◆ Task brief ◆
Below are records; report the number of lines among them that include the word "title", and nothing further.

◆ Data provided ◆
- - - - - - -

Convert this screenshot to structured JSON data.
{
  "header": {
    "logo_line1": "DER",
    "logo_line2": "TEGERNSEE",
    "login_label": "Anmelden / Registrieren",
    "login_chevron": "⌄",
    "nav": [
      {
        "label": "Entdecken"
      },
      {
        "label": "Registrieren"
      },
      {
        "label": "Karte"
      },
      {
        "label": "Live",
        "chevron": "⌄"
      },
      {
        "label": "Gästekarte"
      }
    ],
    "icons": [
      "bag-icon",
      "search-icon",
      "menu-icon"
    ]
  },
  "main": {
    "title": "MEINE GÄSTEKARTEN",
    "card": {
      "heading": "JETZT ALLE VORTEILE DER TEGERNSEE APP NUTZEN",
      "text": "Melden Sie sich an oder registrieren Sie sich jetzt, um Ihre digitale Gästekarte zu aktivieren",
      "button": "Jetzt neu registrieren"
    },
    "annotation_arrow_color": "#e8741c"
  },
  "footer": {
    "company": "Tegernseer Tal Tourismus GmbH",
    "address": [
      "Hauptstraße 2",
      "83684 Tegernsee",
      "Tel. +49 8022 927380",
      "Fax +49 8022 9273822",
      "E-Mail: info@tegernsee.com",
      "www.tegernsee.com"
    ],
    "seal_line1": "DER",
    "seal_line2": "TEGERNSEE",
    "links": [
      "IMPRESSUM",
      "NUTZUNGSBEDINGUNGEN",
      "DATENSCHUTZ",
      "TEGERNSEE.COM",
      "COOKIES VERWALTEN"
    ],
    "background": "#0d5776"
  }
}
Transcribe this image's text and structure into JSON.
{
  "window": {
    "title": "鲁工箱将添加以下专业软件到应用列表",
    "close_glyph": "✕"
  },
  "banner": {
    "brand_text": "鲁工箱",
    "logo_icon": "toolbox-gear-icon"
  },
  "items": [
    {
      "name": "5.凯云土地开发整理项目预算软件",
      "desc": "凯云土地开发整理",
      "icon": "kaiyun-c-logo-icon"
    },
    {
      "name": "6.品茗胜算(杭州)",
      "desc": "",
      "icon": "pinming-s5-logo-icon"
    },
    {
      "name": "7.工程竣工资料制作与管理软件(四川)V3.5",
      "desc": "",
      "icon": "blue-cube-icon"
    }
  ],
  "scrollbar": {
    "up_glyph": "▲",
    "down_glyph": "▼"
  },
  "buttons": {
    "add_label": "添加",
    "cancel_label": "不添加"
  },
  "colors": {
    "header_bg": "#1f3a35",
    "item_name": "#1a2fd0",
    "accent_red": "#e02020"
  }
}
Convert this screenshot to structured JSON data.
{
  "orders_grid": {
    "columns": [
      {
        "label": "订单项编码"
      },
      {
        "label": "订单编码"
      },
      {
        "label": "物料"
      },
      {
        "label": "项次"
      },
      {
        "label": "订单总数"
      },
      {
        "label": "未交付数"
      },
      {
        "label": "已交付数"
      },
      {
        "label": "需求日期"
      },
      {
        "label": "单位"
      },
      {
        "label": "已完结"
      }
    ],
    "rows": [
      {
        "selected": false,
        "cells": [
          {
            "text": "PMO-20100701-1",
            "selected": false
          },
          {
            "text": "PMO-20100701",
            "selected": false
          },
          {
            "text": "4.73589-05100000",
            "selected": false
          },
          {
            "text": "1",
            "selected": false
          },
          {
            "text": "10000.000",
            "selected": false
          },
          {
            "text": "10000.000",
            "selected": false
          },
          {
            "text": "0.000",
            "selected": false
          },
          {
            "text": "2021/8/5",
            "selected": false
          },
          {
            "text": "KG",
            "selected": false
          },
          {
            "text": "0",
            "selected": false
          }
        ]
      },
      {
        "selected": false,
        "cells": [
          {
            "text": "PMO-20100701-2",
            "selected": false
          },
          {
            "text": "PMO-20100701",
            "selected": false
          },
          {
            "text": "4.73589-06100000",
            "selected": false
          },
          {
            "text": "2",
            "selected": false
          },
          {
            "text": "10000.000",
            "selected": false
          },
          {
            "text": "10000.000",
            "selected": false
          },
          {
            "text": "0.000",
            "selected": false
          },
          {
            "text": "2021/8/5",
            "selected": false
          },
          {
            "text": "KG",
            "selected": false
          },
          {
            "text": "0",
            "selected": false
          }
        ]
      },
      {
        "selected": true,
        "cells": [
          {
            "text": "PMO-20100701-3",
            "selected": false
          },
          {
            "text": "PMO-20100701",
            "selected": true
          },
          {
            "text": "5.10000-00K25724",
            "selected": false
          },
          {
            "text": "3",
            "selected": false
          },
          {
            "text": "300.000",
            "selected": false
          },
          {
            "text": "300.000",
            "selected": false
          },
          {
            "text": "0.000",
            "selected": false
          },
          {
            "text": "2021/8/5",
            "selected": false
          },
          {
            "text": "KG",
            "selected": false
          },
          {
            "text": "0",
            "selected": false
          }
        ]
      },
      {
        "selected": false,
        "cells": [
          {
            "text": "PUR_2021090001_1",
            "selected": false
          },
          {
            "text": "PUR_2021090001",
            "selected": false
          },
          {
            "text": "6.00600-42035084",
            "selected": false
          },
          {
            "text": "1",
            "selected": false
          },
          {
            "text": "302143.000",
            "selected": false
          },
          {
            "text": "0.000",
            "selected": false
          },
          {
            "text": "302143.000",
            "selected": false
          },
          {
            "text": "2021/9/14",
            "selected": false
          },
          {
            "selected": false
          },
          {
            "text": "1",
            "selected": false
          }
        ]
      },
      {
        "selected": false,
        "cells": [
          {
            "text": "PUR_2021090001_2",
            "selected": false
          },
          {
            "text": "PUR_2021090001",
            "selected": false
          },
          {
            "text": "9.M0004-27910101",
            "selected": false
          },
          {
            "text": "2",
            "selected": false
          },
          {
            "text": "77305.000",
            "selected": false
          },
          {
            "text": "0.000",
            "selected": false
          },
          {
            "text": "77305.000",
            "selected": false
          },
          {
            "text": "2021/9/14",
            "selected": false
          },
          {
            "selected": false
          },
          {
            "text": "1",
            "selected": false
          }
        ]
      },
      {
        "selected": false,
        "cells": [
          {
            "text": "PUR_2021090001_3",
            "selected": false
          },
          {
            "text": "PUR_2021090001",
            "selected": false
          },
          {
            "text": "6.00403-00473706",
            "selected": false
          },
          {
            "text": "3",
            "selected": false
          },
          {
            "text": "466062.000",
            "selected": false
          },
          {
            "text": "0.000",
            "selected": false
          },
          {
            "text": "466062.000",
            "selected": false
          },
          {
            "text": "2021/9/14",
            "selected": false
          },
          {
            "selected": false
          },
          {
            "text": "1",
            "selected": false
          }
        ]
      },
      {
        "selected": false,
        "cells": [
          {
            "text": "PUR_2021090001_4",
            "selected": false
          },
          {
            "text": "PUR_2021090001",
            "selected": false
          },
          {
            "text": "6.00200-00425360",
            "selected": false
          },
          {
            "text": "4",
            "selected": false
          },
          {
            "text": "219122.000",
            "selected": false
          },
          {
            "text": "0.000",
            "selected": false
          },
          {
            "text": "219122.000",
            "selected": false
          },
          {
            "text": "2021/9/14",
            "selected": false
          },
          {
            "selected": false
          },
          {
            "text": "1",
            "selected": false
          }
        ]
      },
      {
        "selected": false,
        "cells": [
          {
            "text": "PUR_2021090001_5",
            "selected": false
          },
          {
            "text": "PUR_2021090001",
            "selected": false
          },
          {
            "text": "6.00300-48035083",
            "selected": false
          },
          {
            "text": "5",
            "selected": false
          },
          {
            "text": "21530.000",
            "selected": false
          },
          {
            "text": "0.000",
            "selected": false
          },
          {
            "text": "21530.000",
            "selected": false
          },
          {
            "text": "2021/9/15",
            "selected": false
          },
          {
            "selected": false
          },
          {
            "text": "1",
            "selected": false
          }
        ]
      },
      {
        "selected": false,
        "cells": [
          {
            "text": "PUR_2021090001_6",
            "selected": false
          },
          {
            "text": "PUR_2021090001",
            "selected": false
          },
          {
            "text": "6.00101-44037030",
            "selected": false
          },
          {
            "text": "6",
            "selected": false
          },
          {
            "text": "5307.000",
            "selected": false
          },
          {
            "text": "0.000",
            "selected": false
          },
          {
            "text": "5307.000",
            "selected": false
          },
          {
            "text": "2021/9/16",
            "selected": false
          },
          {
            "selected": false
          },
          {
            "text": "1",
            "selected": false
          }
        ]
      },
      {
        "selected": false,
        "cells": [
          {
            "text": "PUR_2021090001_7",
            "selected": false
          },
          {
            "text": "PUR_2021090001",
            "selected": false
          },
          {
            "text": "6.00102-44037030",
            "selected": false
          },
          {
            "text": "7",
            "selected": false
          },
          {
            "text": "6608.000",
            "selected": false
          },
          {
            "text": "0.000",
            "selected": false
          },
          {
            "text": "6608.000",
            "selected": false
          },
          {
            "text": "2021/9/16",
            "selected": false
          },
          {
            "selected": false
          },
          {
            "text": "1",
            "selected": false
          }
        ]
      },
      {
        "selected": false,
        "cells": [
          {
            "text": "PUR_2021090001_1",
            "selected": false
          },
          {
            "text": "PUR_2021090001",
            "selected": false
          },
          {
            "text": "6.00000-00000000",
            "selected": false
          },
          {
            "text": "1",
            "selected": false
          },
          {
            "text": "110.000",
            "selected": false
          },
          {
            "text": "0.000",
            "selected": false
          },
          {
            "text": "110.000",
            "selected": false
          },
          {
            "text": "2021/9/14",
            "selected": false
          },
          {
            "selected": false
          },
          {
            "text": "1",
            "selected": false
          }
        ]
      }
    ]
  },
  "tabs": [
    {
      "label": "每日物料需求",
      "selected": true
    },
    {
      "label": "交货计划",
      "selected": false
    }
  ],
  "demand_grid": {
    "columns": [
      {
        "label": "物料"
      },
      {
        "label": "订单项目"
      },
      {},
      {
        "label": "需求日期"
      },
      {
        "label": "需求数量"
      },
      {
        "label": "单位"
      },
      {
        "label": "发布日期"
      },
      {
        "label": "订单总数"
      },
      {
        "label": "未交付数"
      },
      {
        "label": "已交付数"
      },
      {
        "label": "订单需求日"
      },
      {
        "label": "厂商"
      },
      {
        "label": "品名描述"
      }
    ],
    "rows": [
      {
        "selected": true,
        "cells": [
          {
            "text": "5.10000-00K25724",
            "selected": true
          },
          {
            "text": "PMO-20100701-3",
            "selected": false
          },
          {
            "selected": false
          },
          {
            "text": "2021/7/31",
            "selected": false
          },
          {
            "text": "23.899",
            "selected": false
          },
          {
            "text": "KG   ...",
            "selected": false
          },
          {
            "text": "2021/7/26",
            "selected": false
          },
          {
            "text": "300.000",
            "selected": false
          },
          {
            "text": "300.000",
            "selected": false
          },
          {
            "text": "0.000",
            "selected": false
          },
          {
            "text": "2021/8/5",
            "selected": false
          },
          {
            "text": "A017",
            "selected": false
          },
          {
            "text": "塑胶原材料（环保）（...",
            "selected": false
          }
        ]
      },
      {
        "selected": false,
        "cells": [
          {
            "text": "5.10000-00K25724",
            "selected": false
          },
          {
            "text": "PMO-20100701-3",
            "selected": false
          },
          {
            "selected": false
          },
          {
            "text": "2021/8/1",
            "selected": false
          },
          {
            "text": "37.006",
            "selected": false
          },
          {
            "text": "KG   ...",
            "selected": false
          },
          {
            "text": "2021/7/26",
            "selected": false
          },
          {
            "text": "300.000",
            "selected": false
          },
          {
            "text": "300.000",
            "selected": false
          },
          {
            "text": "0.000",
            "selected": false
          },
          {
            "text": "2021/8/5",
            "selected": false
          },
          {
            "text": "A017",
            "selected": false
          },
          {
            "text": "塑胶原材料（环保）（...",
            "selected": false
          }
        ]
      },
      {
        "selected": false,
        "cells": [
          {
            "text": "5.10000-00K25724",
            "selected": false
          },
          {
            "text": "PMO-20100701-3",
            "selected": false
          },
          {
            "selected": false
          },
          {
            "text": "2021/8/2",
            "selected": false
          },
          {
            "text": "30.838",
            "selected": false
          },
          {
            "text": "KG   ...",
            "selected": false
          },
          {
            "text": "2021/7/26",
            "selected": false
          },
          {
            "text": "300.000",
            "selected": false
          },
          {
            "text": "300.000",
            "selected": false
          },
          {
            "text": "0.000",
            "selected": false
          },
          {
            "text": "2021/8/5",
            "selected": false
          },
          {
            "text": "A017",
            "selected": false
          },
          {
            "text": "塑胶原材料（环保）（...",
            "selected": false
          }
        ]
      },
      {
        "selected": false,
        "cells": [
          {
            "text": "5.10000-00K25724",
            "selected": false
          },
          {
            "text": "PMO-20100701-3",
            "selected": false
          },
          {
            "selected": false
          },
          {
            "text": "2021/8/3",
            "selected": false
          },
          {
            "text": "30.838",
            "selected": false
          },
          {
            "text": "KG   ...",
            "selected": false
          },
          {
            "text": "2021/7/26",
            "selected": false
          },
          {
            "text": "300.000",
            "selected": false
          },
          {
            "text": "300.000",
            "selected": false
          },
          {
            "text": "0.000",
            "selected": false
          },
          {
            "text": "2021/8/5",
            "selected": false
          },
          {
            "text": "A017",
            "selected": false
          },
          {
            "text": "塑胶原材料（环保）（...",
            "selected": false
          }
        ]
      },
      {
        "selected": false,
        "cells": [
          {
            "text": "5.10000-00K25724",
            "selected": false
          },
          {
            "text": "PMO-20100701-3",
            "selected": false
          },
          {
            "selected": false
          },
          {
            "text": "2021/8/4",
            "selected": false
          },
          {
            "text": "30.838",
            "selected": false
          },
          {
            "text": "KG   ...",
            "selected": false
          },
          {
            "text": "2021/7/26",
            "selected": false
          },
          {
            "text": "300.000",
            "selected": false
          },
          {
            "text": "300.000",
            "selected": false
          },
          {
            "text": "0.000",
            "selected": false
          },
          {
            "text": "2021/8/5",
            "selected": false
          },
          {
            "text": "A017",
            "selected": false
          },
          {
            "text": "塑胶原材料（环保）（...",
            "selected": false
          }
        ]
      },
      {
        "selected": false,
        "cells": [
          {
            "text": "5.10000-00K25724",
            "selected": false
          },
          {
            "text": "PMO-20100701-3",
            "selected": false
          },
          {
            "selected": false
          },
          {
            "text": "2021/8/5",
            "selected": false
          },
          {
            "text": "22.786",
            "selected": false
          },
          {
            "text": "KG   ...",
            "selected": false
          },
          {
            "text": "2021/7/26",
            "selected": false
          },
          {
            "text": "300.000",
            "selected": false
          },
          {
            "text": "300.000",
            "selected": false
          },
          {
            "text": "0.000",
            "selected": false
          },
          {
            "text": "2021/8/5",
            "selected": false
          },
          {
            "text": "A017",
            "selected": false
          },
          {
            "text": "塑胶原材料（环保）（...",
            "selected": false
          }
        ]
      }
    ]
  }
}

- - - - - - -

◆ Result of the task ◆
2